CONSOLIDATED STATEMENTS OF OPERATIONS
Year Ended September 30,
(in thousands, except per share amounts)202220212020
OPERATING REVENUES
Drilling services$2,049,841 $1,210,800 $1,761,714 
Other9,103 7,768 12,213 
2,058,944 1,218,568 1,773,927 
OPERATING COSTS AND EXPENSES
Drilling services operating expenses, excluding depreciation and amortization1,426,589 952,600 1,184,788 
Other operating expenses4,638 5,138 5,777 
Depreciation and amortization403,170 419,726 481,885 
Research and development26,563 21,724 21,645 
Selling, general and administrative182,366 172,195 167,513 
Asset impairment charges4,363 70,850 563,234 
Restructuring charges838 5,926 16,047 
Gain on reimbursement of drilling equipment(29,443)(12,322)(26,959)
Other (gain) loss on sale of assets(5,432)11,280 (19,816)
2,013,652 1,647,117 2,394,114 
OPERATING INCOME (LOSS) FROM CONTINUING OPERATIONS45,292 (428,549)(620,187)
Other income (expense)

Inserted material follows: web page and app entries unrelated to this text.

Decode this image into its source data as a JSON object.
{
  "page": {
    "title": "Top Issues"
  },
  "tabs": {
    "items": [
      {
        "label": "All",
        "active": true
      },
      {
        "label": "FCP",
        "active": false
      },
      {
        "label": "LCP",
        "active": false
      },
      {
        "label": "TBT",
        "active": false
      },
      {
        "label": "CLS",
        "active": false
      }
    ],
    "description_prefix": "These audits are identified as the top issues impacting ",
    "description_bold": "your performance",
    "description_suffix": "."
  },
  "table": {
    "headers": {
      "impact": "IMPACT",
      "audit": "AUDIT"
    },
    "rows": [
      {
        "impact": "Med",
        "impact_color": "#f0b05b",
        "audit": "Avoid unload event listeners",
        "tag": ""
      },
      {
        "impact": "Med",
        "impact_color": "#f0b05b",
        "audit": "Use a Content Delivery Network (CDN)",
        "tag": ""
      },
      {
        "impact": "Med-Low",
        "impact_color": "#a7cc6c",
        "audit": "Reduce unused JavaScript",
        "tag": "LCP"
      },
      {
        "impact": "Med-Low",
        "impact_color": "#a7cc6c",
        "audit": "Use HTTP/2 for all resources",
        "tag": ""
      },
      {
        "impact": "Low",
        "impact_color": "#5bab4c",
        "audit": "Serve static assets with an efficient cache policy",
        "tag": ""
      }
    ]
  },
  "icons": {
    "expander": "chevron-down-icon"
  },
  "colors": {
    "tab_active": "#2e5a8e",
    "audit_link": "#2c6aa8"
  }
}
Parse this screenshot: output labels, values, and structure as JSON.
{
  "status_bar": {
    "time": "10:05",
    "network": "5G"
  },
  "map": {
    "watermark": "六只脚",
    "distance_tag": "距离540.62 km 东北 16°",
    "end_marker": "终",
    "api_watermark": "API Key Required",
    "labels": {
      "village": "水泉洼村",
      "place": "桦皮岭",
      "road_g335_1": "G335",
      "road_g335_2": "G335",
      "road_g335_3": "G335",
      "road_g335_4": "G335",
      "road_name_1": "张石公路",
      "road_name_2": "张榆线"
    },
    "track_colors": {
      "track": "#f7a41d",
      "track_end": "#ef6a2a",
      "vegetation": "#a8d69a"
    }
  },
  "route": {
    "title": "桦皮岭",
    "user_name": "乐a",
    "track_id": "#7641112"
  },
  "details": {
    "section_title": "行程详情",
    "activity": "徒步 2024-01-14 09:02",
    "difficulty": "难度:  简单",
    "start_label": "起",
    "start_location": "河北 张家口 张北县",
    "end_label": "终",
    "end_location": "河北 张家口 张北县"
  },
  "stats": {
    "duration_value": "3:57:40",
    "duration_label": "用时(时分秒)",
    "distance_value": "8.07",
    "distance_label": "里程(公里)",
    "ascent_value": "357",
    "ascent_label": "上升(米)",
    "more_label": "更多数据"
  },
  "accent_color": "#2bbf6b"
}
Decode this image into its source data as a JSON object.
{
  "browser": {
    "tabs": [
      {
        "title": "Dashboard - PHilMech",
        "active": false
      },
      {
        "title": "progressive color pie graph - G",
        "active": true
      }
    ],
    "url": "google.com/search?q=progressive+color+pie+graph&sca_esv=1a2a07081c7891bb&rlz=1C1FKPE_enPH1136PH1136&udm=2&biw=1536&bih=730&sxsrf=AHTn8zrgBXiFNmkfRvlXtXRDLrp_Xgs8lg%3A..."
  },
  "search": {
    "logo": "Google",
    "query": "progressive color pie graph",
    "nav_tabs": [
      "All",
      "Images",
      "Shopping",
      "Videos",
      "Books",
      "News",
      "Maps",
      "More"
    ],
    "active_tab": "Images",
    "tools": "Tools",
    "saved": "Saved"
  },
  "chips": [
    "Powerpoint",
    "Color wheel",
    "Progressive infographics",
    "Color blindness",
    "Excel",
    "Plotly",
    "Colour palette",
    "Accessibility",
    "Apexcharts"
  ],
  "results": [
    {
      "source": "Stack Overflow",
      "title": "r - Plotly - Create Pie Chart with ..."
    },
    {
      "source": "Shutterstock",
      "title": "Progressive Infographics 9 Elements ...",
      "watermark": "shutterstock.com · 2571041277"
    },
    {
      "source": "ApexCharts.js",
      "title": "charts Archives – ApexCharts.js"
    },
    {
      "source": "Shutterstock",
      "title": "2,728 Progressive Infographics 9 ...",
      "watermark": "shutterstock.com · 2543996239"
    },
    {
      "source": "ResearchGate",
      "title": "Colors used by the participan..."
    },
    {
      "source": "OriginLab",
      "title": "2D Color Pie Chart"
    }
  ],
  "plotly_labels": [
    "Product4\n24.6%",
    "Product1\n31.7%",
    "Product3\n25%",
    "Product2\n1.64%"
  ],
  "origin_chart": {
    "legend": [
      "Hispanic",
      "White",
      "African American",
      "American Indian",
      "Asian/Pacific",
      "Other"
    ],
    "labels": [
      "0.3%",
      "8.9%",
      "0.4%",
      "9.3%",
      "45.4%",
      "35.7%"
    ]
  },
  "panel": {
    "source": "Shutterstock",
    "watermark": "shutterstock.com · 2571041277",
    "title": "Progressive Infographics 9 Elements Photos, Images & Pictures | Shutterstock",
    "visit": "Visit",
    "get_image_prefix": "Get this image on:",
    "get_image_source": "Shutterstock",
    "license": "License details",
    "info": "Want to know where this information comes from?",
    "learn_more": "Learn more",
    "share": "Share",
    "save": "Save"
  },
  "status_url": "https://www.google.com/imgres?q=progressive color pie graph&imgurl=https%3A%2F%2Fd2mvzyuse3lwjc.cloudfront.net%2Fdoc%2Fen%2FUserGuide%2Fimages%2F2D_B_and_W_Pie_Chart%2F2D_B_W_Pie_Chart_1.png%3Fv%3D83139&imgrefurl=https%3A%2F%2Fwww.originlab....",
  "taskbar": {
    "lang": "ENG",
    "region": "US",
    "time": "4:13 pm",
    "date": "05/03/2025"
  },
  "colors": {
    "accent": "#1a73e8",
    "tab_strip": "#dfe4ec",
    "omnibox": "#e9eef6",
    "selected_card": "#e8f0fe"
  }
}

Interest and dividend income18,090 10,254 7,304